In a hearing on bilateral trade negotiations that Washington and Tokyo are set to start as early as in mid-January, a labor union representing American automobile manufacturing employees meanwhile urged the administration to maintain U.S. tariffs on Japanese cars, parts and trucks to curb increases in imports.
Speaking at the United States International Trade Commission hearing, Jaime Castaneda, senior vice president of trade policy at the U.S. Dairy Export Council and the National Milk Producers Federation, said upcoming talks for a bilateral trade agreement should achieve “a high level of market access” in Japan.
Castaneda said that in terms of access to the world’s third-largest economy, the United States is behind Australia — which already has a bilateral free trade agreement with Japan — as well as the 11 members of a Pacific FTA and the European Union, a 28-nation bloc that has signed an FTA with Japan.
“America is already behind and we ask the administration to act soon,” he said.
In a written testimony, the council and federation effectively pushed Japan to reduce tariffs on dairy products beyond levels agreed to under the Comprehensive and Progressive Agreement for Trans-Pacific Partnership, the 11-nation FTA that will enter into force on Dec. 30, and the Japan-EU FTA.
The organizations urged the administration to use the trade talks with Japan to secure “a better outcome” than that contained in the CPTPP or in the Japan-EU FTA “for each tariff line.”

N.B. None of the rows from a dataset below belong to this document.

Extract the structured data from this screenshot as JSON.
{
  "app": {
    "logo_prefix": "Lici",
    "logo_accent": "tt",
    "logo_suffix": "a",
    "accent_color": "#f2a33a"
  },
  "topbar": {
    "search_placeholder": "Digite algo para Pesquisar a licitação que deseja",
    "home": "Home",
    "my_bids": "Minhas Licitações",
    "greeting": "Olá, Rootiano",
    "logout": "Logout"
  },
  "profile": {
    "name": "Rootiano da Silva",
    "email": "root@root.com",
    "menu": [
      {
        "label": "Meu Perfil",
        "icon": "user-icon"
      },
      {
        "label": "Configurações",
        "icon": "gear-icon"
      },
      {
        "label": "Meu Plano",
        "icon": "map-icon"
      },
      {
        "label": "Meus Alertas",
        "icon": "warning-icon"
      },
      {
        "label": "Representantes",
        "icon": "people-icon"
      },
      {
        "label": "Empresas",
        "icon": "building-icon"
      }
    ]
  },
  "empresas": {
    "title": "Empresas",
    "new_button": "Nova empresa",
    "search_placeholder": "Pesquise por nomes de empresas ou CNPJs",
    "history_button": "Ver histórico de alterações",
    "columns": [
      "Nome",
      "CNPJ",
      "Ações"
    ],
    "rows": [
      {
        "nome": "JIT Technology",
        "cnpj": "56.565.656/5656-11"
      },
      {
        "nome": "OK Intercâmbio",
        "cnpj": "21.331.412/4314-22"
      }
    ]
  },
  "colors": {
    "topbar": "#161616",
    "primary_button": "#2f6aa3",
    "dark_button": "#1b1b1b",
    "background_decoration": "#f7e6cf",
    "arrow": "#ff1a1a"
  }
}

Japan and the European Union are speeding up domestic procedures for the early enforcement of their FTA.
“Japan’s market for imported dairy products is tightly restricted in most product areas,” the testimony said. “In addition to tariffs, Japan maintains a complex quota system for several of its dairy products which it uses to allocate its in-quota quantities according to designated uses.”
Josh Nassar, legislative director for the United Automobile, Aerospace and Agricultural Implement Workers of America International Union — also known as the United Automobile Workers, or UAW — accused Japan of having a “closed market” for American automobiles.

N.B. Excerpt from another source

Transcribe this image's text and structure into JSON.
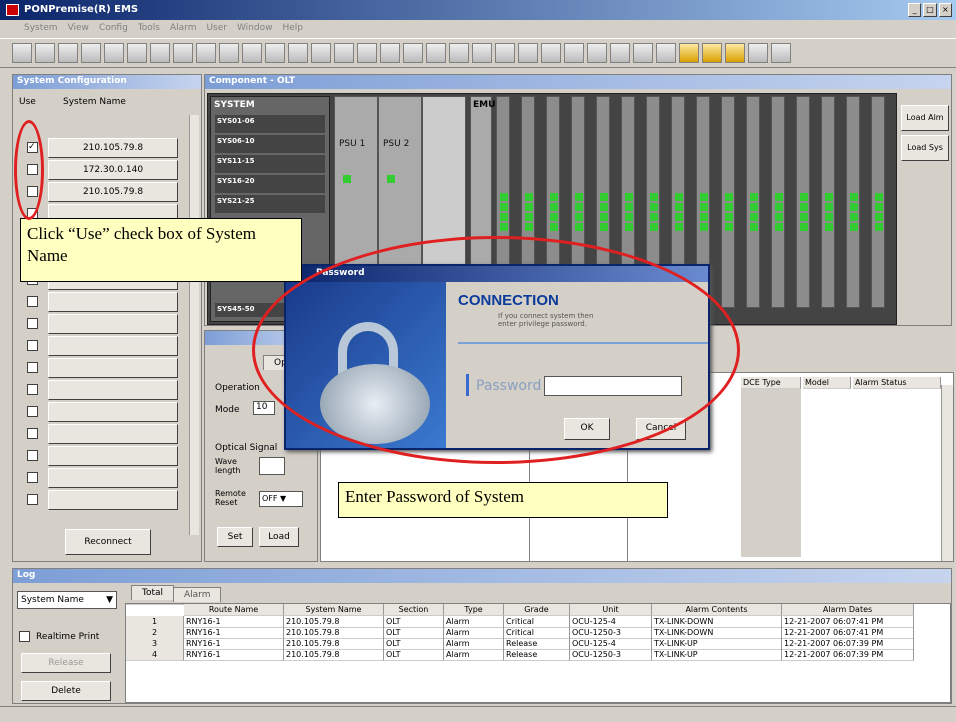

The United States should maintain tariffs on Japanese cars, parts and trucks “until their market is truly open to actually see big increases in allowing imports,” he said.
While acknowledging Japan imposes no tariffs on foreign cars, Nassar argued the Japanese government has set up “a web of closed systems” such as dealerships that make it difficult for foreign automakers to have successful sales in Japan.

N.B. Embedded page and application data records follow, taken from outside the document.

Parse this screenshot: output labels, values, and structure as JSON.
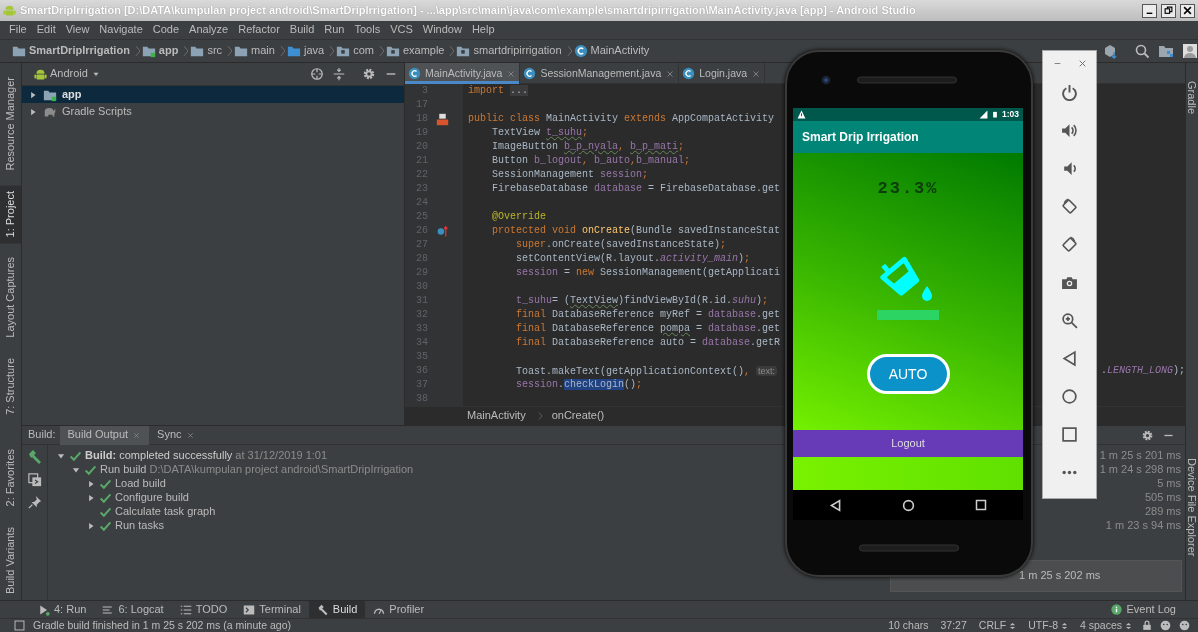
{
  "window": {
    "title": "SmartDripIrrigation [D:\\DATA\\kumpulan project android\\SmartDripIrrigation] - ...\\app\\src\\main\\java\\com\\example\\smartdripirrigation\\MainActivity.java [app] - Android Studio"
  },
  "menu": [
    "File",
    "Edit",
    "View",
    "Navigate",
    "Code",
    "Analyze",
    "Refactor",
    "Build",
    "Run",
    "Tools",
    "VCS",
    "Window",
    "Help"
  ],
  "breadcrumb": [
    {
      "label": "SmartDripIrrigation",
      "kind": "project"
    },
    {
      "label": "app",
      "kind": "module"
    },
    {
      "label": "src",
      "kind": "folder"
    },
    {
      "label": "main",
      "kind": "folder"
    },
    {
      "label": "java",
      "kind": "source"
    },
    {
      "label": "com",
      "kind": "package"
    },
    {
      "label": "example",
      "kind": "package"
    },
    {
      "label": "smartdripirrigation",
      "kind": "package"
    },
    {
      "label": "MainActivity",
      "kind": "class"
    }
  ],
  "left_stripe": {
    "top": [
      {
        "label": "Resource Manager",
        "selected": false
      },
      {
        "label": "1: Project",
        "selected": true
      },
      {
        "label": "Layout Captures",
        "selected": false
      },
      {
        "label": "7: Structure",
        "selected": false
      }
    ],
    "bottom": [
      {
        "label": "2: Favorites",
        "selected": false
      },
      {
        "label": "Build Variants",
        "selected": false
      }
    ]
  },
  "right_stripe": {
    "top": [
      "Gradle"
    ],
    "bottom": [
      "Device File Explorer"
    ]
  },
  "project_panel": {
    "view": "Android",
    "tree": [
      {
        "label": "app",
        "kind": "module",
        "selected": true
      },
      {
        "label": "Gradle Scripts",
        "kind": "gradle",
        "selected": false
      }
    ]
  },
  "editor_tabs": [
    {
      "label": "MainActivity.java",
      "selected": true
    },
    {
      "label": "SessionManagement.java",
      "selected": false
    },
    {
      "label": "Login.java",
      "selected": false
    }
  ],
  "code_lines": [
    {
      "number": "3",
      "segments": [
        {
          "text": "import ",
          "kind": "keyword"
        },
        {
          "text": "...",
          "kind": "folded"
        }
      ]
    },
    {
      "number": "17"
    },
    {
      "number": "18",
      "gutter_icon": {
        "kind": "layout"
      },
      "segments": [
        {
          "text": "public class ",
          "kind": "keyword"
        },
        {
          "text": "MainActivity ",
          "kind": "plain"
        },
        {
          "text": "extends ",
          "kind": "keyword"
        },
        {
          "text": "AppCompatActivity",
          "kind": "plain"
        }
      ]
    },
    {
      "number": "19",
      "segments": [
        {
          "text": "    TextView ",
          "kind": "plain"
        },
        {
          "text": "t_suhu",
          "kind": "field_typo"
        },
        {
          "text": ";",
          "kind": "keyword"
        }
      ]
    },
    {
      "number": "20",
      "segments": [
        {
          "text": "    ImageButton ",
          "kind": "plain"
        },
        {
          "text": "b_p_nyala",
          "kind": "field_typo"
        },
        {
          "text": ", ",
          "kind": "keyword"
        },
        {
          "text": "b_p_mati",
          "kind": "field_typo"
        },
        {
          "text": ";",
          "kind": "keyword"
        }
      ]
    },
    {
      "number": "21",
      "segments": [
        {
          "text": "    Button ",
          "kind": "plain"
        },
        {
          "text": "b_logout",
          "kind": "field"
        },
        {
          "text": ", ",
          "kind": "keyword"
        },
        {
          "text": "b_auto",
          "kind": "field"
        },
        {
          "text": ",",
          "kind": "keyword"
        },
        {
          "text": "b_manual",
          "kind": "field"
        },
        {
          "text": ";",
          "kind": "keyword"
        }
      ]
    },
    {
      "number": "22",
      "segments": [
        {
          "text": "    SessionManagement ",
          "kind": "plain"
        },
        {
          "text": "session",
          "kind": "field"
        },
        {
          "text": ";",
          "kind": "keyword"
        }
      ]
    },
    {
      "number": "23",
      "segments": [
        {
          "text": "    FirebaseDatabase ",
          "kind": "plain"
        },
        {
          "text": "database",
          "kind": "field"
        },
        {
          "text": " = FirebaseDatabase.get",
          "kind": "plain"
        }
      ]
    },
    {
      "number": "24"
    },
    {
      "number": "25",
      "segments": [
        {
          "text": "    @Override",
          "kind": "annotation"
        }
      ]
    },
    {
      "number": "26",
      "gutter_icon": {
        "kind": "override"
      },
      "segments": [
        {
          "text": "    protected void ",
          "kind": "keyword"
        },
        {
          "text": "onCreate",
          "kind": "method"
        },
        {
          "text": "(Bundle savedInstanceStat",
          "kind": "plain"
        }
      ]
    },
    {
      "number": "27",
      "segments": [
        {
          "text": "        super",
          "kind": "keyword"
        },
        {
          "text": ".onCreate(savedInstanceState)",
          "kind": "plain"
        },
        {
          "text": ";",
          "kind": "keyword"
        }
      ]
    },
    {
      "number": "28",
      "segments": [
        {
          "text": "        setContentView(R.layout.",
          "kind": "plain"
        },
        {
          "text": "activity_main",
          "kind": "static"
        },
        {
          "text": ")",
          "kind": "plain"
        },
        {
          "text": ";",
          "kind": "keyword"
        }
      ]
    },
    {
      "number": "29",
      "segments": [
        {
          "text": "        session",
          "kind": "field"
        },
        {
          "text": " = ",
          "kind": "plain"
        },
        {
          "text": "new ",
          "kind": "keyword"
        },
        {
          "text": "SessionManagement(getApplicati",
          "kind": "plain"
        }
      ]
    },
    {
      "number": "30"
    },
    {
      "number": "31",
      "segments": [
        {
          "text": "        t_suhu",
          "kind": "field"
        },
        {
          "text": "= (",
          "kind": "plain"
        },
        {
          "text": "TextView",
          "kind": "plain_typo"
        },
        {
          "text": ")findViewById(R.id.",
          "kind": "plain"
        },
        {
          "text": "suhu",
          "kind": "static"
        },
        {
          "text": ")",
          "kind": "plain"
        },
        {
          "text": ";",
          "kind": "keyword"
        }
      ]
    },
    {
      "number": "32",
      "segments": [
        {
          "text": "        final ",
          "kind": "keyword"
        },
        {
          "text": "DatabaseReference myRef = ",
          "kind": "plain"
        },
        {
          "text": "database",
          "kind": "field"
        },
        {
          "text": ".get",
          "kind": "plain"
        }
      ]
    },
    {
      "number": "33",
      "segments": [
        {
          "text": "        final ",
          "kind": "keyword"
        },
        {
          "text": "DatabaseReference ",
          "kind": "plain"
        },
        {
          "text": "pompa",
          "kind": "plain_typo"
        },
        {
          "text": " = ",
          "kind": "plain"
        },
        {
          "text": "database",
          "kind": "field"
        },
        {
          "text": ".get",
          "kind": "plain"
        }
      ]
    },
    {
      "number": "34",
      "segments": [
        {
          "text": "        final ",
          "kind": "keyword"
        },
        {
          "text": "DatabaseReference auto = ",
          "kind": "plain"
        },
        {
          "text": "database",
          "kind": "field"
        },
        {
          "text": ".getR",
          "kind": "plain"
        }
      ]
    },
    {
      "number": "35"
    },
    {
      "number": "36",
      "segments": [
        {
          "text": "        Toast.makeText(getApplicationContext()",
          "kind": "plain"
        },
        {
          "text": ", ",
          "kind": "keyword"
        },
        {
          "text": "text:",
          "kind": "hint"
        }
      ],
      "tail": [
        {
          "text": ".",
          "kind": "plain"
        },
        {
          "text": "LENGTH_LONG",
          "kind": "static"
        },
        {
          "text": ");",
          "kind": "plain"
        }
      ]
    },
    {
      "number": "37",
      "segments": [
        {
          "text": "        session",
          "kind": "field"
        },
        {
          "text": ".",
          "kind": "plain"
        },
        {
          "text": "checkLogin",
          "kind": "highlight"
        },
        {
          "text": "()",
          "kind": "plain"
        },
        {
          "text": ";",
          "kind": "keyword"
        }
      ]
    },
    {
      "number": "38"
    }
  ],
  "editor_breadcrumb": [
    "MainActivity",
    "onCreate()"
  ],
  "build_panel": {
    "title": "Build:",
    "tabs": [
      {
        "label": "Build Output",
        "selected": true
      },
      {
        "label": "Sync",
        "selected": false
      }
    ],
    "tree": [
      {
        "label": "Build:",
        "text": "completed successfully",
        "note": "at 31/12/2019 1:01",
        "duration": "1 m 25 s 201 ms",
        "kind": "group",
        "expanded": true,
        "children": [
          {
            "label": "Run build",
            "note": "D:\\DATA\\kumpulan project android\\SmartDripIrrigation",
            "duration": "1 m 24 s 298 ms",
            "kind": "group",
            "expanded": true,
            "children": [
              {
                "label": "Load build",
                "duration": "5 ms",
                "kind": "group",
                "expanded": false
              },
              {
                "label": "Configure build",
                "duration": "505 ms",
                "kind": "group",
                "expanded": false
              },
              {
                "label": "Calculate task graph",
                "duration": "289 ms",
                "kind": "leaf"
              },
              {
                "label": "Run tasks",
                "duration": "1 m 23 s 94 ms",
                "kind": "group",
                "expanded": false
              }
            ]
          }
        ]
      }
    ]
  },
  "notification": {
    "text": "1 m 25 s 202 ms"
  },
  "emulator": {
    "status_time": "1:03",
    "app_title": "Smart Drip Irrigation",
    "reading": "23.3%",
    "mode_button": "AUTO",
    "logout_button": "Logout"
  },
  "tool_windows": [
    {
      "label": "4: Run",
      "kind": "run",
      "selected": false
    },
    {
      "label": "6: Logcat",
      "kind": "logcat",
      "selected": false
    },
    {
      "label": "TODO",
      "kind": "todo",
      "selected": false
    },
    {
      "label": "Terminal",
      "kind": "terminal",
      "selected": false
    },
    {
      "label": "Build",
      "kind": "build",
      "selected": true
    },
    {
      "label": "Profiler",
      "kind": "profiler",
      "selected": false
    }
  ],
  "event_log": "Event Log",
  "status_bar": {
    "message": "Gradle build finished in 1 m 25 s 202 ms (a minute ago)",
    "items": [
      {
        "label": "10 chars",
        "dropdown": false
      },
      {
        "label": "37:27",
        "dropdown": false
      },
      {
        "label": "CRLF",
        "dropdown": true
      },
      {
        "label": "UTF-8",
        "dropdown": true
      },
      {
        "label": "4 spaces",
        "dropdown": true
      }
    ]
  }
}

Nassar also claimed Japan has not been hesitant about manipulating its currency to give its exports an unfair trade advantage.
Aside from Thursday’s hearing, the Office of the U.S. Trade Representative is scheduled to hold a separate hearing for industries on Monday regarding bilateral trade agreement talks with Japan.